THE TASK ▸
Extract each line holding the word "this" from the entries.

SOURCE MATERIAL START

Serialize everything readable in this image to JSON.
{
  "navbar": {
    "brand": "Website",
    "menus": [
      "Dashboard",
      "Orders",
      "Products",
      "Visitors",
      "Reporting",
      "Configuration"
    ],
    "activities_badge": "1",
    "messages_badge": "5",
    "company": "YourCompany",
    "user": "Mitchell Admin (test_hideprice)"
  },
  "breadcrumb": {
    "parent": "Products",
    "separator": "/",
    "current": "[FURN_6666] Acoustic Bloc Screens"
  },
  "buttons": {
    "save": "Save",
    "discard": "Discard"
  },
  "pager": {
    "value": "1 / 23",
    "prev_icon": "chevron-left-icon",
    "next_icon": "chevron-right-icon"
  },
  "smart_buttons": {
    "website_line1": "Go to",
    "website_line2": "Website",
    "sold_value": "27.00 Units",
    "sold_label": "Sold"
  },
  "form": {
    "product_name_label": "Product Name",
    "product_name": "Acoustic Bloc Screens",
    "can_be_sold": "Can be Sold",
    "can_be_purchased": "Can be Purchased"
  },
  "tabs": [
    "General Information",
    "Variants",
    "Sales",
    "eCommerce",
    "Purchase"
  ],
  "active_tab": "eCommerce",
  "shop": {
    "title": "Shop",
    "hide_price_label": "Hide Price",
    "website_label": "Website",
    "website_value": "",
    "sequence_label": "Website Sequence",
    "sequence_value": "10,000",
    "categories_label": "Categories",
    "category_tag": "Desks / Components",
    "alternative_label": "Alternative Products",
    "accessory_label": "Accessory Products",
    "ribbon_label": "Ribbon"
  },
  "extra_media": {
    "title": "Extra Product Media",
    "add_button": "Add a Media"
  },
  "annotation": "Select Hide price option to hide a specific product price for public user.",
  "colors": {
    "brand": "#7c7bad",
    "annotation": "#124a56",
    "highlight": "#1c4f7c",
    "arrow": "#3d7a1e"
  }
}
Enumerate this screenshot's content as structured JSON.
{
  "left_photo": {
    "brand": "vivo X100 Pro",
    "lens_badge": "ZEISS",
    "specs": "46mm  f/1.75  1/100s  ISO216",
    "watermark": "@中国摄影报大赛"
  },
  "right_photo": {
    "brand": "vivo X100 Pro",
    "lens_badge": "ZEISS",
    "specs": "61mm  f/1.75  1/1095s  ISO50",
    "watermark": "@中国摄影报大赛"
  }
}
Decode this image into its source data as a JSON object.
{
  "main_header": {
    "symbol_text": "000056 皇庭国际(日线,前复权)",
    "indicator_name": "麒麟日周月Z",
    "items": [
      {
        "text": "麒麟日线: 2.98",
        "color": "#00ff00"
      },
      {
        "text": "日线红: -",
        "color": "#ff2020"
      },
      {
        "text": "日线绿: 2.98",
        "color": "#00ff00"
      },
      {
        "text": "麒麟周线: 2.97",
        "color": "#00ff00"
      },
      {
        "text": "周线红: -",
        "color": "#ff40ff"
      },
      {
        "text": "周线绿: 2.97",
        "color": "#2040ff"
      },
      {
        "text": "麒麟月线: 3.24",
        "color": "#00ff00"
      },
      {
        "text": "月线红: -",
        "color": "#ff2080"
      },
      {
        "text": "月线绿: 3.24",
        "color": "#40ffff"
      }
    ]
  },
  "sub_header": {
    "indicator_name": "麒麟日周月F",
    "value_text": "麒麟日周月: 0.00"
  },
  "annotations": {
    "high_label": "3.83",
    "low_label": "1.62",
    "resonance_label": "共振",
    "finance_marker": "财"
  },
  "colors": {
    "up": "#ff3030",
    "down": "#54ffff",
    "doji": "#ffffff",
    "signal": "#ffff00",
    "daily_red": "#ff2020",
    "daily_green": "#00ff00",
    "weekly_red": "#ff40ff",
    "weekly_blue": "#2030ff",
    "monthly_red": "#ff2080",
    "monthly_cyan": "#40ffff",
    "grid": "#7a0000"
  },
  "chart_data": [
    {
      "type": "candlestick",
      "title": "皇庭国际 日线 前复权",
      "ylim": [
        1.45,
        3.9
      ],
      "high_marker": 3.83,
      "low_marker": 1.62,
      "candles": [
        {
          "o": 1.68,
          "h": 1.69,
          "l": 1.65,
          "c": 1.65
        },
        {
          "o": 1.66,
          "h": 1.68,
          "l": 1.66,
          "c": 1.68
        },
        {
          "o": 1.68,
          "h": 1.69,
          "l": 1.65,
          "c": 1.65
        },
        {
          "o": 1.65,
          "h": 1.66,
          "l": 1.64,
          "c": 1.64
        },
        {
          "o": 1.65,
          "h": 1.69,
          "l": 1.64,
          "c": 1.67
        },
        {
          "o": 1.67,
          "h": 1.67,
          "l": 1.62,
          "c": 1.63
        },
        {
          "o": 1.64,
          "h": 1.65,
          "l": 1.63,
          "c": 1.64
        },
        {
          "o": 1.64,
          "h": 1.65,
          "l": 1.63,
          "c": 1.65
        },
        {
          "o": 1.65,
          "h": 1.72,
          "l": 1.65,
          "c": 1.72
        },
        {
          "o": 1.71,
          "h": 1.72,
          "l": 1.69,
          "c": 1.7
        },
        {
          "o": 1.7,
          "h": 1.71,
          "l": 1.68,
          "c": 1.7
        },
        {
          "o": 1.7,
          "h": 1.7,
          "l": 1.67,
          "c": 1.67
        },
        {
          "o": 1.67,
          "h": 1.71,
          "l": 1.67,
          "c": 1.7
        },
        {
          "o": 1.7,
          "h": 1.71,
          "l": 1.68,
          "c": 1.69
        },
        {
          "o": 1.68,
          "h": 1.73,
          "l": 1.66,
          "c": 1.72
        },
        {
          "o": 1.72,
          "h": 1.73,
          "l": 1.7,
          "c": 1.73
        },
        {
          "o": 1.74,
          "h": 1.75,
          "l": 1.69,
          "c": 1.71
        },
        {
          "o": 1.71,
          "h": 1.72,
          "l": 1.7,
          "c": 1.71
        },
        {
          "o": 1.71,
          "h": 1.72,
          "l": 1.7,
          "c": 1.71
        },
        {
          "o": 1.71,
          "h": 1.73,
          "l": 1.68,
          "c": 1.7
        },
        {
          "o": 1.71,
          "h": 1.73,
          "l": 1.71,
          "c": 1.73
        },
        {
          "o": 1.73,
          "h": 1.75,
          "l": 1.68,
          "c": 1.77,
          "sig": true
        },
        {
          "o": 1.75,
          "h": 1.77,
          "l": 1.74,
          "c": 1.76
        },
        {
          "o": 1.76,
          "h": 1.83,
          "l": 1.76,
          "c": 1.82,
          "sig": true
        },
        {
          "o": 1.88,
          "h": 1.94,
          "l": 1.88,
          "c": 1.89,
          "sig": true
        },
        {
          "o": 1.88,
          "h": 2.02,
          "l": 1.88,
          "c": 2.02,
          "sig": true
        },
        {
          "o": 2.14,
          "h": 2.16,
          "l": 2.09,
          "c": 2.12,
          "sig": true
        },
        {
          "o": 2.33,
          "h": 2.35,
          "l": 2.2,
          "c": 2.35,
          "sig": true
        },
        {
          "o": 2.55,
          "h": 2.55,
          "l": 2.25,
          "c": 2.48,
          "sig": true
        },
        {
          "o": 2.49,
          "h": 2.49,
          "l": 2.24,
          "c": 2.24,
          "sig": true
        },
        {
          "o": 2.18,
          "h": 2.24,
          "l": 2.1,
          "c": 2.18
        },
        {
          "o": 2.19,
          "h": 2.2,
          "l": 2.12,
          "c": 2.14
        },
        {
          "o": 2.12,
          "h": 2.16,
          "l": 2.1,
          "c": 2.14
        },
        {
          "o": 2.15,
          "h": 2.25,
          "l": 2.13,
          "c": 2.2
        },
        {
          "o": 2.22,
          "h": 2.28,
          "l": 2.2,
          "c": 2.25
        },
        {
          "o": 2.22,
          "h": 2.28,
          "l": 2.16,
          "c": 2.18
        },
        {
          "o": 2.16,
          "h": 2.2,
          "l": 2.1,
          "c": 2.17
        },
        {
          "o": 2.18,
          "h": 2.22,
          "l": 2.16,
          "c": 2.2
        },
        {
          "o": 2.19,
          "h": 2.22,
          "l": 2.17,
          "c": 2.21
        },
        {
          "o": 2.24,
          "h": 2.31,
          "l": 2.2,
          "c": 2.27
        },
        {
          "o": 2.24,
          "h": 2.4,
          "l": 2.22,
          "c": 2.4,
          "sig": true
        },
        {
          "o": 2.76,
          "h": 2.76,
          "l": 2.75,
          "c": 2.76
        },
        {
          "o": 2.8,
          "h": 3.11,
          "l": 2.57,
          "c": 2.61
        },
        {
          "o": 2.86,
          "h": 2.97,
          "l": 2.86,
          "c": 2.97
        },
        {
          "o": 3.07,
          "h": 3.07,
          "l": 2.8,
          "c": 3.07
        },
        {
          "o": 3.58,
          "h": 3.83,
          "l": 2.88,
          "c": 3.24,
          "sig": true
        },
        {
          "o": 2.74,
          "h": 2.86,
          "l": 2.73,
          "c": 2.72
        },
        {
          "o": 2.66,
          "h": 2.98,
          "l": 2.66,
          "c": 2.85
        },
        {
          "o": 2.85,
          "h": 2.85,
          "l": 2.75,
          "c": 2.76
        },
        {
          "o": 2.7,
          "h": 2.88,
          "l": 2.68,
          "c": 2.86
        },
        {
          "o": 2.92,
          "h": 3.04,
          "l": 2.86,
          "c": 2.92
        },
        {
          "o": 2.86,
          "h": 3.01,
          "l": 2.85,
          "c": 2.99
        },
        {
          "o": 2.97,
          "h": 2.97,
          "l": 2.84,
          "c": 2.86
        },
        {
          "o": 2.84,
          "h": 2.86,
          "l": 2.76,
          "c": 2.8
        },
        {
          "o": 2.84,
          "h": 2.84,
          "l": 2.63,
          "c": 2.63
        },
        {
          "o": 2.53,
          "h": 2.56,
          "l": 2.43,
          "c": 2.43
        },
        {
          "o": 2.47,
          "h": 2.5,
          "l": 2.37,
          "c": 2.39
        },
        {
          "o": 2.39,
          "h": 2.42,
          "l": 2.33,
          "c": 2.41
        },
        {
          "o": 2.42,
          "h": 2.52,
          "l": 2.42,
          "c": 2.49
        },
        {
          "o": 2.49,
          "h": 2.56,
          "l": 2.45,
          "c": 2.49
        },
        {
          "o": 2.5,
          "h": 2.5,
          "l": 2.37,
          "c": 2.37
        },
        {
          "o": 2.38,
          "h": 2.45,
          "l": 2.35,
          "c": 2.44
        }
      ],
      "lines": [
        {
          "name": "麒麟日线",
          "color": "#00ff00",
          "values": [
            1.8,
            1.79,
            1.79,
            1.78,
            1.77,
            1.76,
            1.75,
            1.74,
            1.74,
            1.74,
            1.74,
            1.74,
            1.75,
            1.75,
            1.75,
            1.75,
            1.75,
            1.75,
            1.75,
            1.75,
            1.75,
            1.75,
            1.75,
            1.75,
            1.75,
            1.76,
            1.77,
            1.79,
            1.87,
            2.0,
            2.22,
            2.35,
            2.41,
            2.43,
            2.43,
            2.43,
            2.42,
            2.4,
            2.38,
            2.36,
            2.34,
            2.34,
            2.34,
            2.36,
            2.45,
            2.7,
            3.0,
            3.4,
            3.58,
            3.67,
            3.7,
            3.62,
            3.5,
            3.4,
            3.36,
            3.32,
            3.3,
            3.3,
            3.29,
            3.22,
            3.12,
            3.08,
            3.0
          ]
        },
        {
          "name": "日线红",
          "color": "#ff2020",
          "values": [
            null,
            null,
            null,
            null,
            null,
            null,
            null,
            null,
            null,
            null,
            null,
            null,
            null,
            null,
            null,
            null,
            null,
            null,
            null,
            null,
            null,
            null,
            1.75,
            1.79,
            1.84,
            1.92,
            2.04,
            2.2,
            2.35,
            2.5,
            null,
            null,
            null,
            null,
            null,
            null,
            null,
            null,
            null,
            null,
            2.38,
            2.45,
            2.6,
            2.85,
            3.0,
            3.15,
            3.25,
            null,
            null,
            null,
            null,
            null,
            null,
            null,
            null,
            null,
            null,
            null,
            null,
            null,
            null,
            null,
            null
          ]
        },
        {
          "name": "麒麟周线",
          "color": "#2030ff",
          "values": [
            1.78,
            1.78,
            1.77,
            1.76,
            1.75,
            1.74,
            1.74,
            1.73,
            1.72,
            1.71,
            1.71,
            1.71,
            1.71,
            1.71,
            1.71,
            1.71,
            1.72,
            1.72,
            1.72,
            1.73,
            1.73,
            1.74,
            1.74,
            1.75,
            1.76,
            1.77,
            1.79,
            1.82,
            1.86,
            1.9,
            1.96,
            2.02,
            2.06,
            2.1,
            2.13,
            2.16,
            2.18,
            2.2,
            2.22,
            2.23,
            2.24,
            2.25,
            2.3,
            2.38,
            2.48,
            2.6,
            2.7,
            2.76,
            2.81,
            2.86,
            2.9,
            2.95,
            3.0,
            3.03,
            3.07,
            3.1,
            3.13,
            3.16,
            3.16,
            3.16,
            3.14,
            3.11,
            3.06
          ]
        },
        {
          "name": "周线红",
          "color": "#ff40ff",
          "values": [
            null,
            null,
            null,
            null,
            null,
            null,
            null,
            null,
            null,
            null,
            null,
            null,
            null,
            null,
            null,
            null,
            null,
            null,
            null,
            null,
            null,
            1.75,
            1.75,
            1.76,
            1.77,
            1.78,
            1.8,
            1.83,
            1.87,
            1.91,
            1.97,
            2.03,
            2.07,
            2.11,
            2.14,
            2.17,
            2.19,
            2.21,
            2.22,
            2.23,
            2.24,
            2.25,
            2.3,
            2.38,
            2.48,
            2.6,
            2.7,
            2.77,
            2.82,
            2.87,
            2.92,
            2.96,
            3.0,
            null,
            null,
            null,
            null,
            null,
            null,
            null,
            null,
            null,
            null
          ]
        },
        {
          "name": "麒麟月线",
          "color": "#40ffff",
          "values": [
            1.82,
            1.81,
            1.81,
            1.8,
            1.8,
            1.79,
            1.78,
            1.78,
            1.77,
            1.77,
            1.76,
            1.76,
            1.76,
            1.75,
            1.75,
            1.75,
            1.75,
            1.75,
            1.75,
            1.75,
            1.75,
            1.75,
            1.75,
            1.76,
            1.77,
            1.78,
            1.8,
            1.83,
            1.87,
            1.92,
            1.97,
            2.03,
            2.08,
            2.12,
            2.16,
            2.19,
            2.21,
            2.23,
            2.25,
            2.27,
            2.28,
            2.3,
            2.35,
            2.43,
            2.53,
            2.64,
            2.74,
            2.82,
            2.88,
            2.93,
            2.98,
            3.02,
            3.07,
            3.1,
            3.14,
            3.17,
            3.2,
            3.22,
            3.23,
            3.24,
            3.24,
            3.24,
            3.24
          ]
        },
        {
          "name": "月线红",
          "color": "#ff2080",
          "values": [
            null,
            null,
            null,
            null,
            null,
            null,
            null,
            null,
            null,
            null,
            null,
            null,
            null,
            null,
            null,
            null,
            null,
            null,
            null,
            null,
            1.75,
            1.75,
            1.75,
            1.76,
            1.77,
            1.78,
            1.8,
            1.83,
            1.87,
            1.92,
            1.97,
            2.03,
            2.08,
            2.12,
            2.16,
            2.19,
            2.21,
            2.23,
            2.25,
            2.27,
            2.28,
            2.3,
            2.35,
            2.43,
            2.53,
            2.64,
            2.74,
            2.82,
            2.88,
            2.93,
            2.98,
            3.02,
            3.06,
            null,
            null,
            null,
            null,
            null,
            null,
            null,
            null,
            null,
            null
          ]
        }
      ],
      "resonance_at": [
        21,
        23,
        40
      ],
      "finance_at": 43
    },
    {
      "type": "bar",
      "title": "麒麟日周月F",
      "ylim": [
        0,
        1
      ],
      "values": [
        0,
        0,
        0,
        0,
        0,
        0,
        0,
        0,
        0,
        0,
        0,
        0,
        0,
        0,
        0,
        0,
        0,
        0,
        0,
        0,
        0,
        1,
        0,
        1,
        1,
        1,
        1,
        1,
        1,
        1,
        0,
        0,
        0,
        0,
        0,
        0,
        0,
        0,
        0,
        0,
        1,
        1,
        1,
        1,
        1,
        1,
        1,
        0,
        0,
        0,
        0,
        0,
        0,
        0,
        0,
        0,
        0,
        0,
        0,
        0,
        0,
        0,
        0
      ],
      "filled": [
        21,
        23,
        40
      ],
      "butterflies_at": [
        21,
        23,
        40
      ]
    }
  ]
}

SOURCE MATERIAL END

SOLUTION ▸
Serialize everything readable in this image to JSON.
Enumerate this screenshot's content as structured JSON.
Decode this image into its source data as a JSON object.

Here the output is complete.